"The Committee considers that since common law permits ‘reasonable chastisement’ by parents, the situation remains not to be in conformity with the Charter on this point.

"The Committee takes note of the establishment of the Office of the Commissioner for Children as an independent body charged with promoting and advocating for the rights and interests of children. The Commissioner may carry out, or commission a child impact assessment for any proposal or decision concerning a policy which may affect children. The Commissioner raises the office’s principal concerns in its annual report. The Committee would like to be informed of any concerns raised by the Commissioner relating to the issues covered by this provision i.e. corporal punishment, children in institutions and in foster care and young offenders.

"The Committee concludes that the situation in Malta is not in conformity with Article 17§1 of the Charter on the grounds that : …

- not all forms of corporal punishment are prohibited…."

Read more from 2011

2005

(March 2005, Conclusions XVII-2)

"The Committee notes that the report provides no information on corporal punishment of children. It notes from another source that the use of corporal punishment in schools has been prohibited and that the draft Children Act includes a prohibition on physical punishment. The Committee asks whether legislation prohibits corporal punishment of children in other institutions. The Committee notes that corporal punishment and ‘reasonable chastisement’ in the home is not legally prohibited.

"The Committee recalls that Article 17 requires a prohibition in legislation against any form of violence against children, whether at school, in other institutions, in their home or elsewhere. It considers that this prohibition must be combined with adequate sanctions in penal or civil law.

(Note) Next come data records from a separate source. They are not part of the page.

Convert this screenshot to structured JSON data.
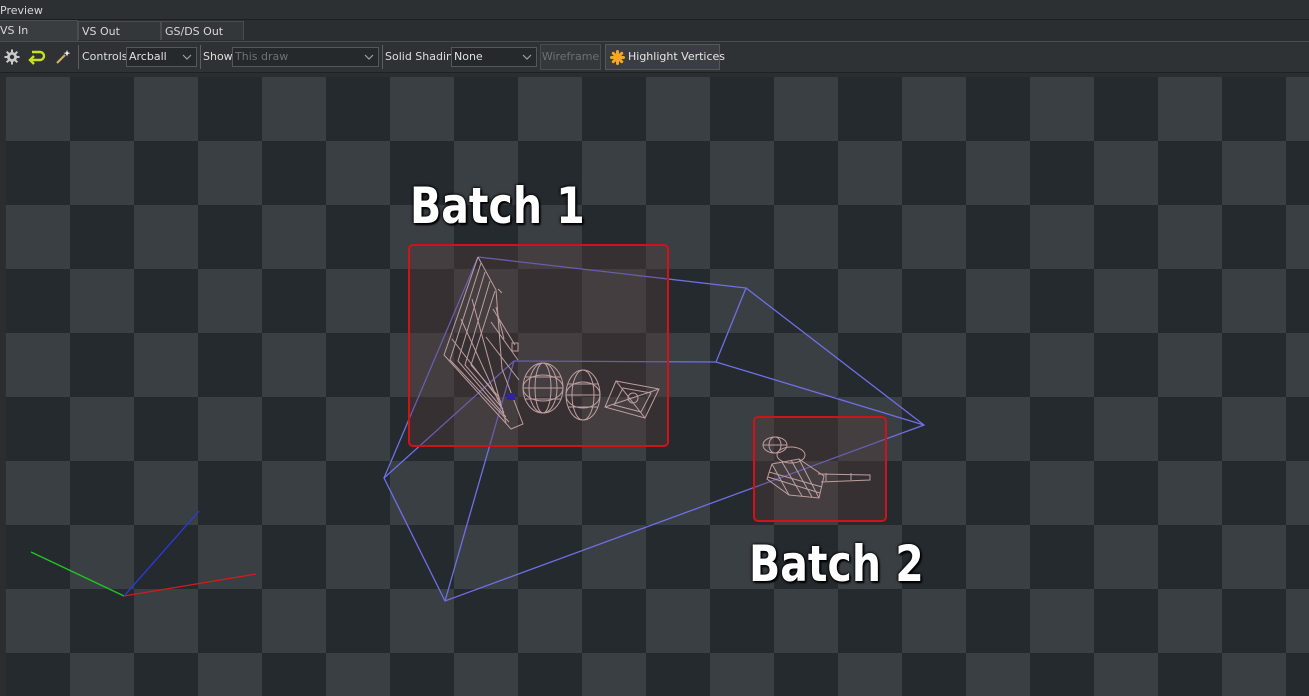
{
  "panel": {
    "title": "Preview"
  },
  "tabs": [
    {
      "label": "VS In",
      "active": true
    },
    {
      "label": "VS Out",
      "active": false
    },
    {
      "label": "GS/DS Out",
      "active": false
    }
  ],
  "toolbar": {
    "controls_label": "Controls",
    "controls_value": "Arcball",
    "show_label": "Show",
    "show_value": "This draw",
    "solid_shading_label": "Solid Shading",
    "solid_shading_value": "None",
    "wireframe_label": "Wireframe",
    "highlight_vertices_label": "Highlight Vertices",
    "icons": [
      "gear-icon",
      "reset-arrow-icon",
      "magic-wand-icon",
      "highlight-asterisk-icon"
    ]
  },
  "viewport": {
    "annotations": [
      {
        "label": "Batch 1",
        "box_color": "#d0121b"
      },
      {
        "label": "Batch 2",
        "box_color": "#d0121b"
      }
    ],
    "frustum_color": "#6f6fe6",
    "mesh_color": "#f4cfcf",
    "axis_colors": {
      "x": "#d01c1c",
      "y": "#22c622",
      "z": "#2a3be0"
    }
  }
}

Therefore, it considers that since there is no prohibition in legislation of corporal punishment in the home, the situation in Malta is not in conformity with Article 17 of the Charter.

"The Committee concludes that the situation in Malta is not in conformity with Article 17 of the Charter on the grounds that:

- corporal punishment in the home is not prohibited…."

Read more from 2005

2001

(1 June 2001, Addendum to Conclusions XV-2, pages 125-127)

"The Committee asks whether legislation prohibits all forms of corporal punishment of children, in the home, in schools, in institutions, and elsewhere…."

Read more from 2001

Prevalence/attitudinal research for Malta in the last 10 years

None identified.                                

Footnotes

[1] 4 June 2009, A/HRC/12/7, Report of the working group, para. 80(32)

[2] 23 September 2009, A/HRC/12/7/Add.1/Rev.2, Report of the working group: Addendum, para. 22

[3] 23 July 2013, A/HRC/WG.6/17/MLT/1, National report to the UPR, paras. 110, 111 and 112

[4] 1 November 2013, A/HRC/WG.6/17/L.15 Unedited Version, Draft report of the working group, para. 102(72)

[5] 11 March 2014, A/HRC/25/17/Add.1, Report of the working group: Addendum, para. 75

[6] 27 March 2014, A/HRC/25/2 Advance Unedited Version, Draft report of the Human Rights Council on its twenty-fifth session, para. 751

Child population

76,000 (UNICEF, 2015)

National and regional advocacy for law reform

n/a

Forthcoming treaty body examinations and UPRs

Universal Periodic Review (UPR): 2018, session 31, deadline for briefing 22 March 2018 (tbc)

Committee on the Rights of Persons with Disabilities (CRPD): Date of examination tbc, deadline for LOI briefing 31 January 2018

This is an automatic translation service. Extracts from laws, treaty body recommendations and Universal Periodic Review outcomes are unofficial translations.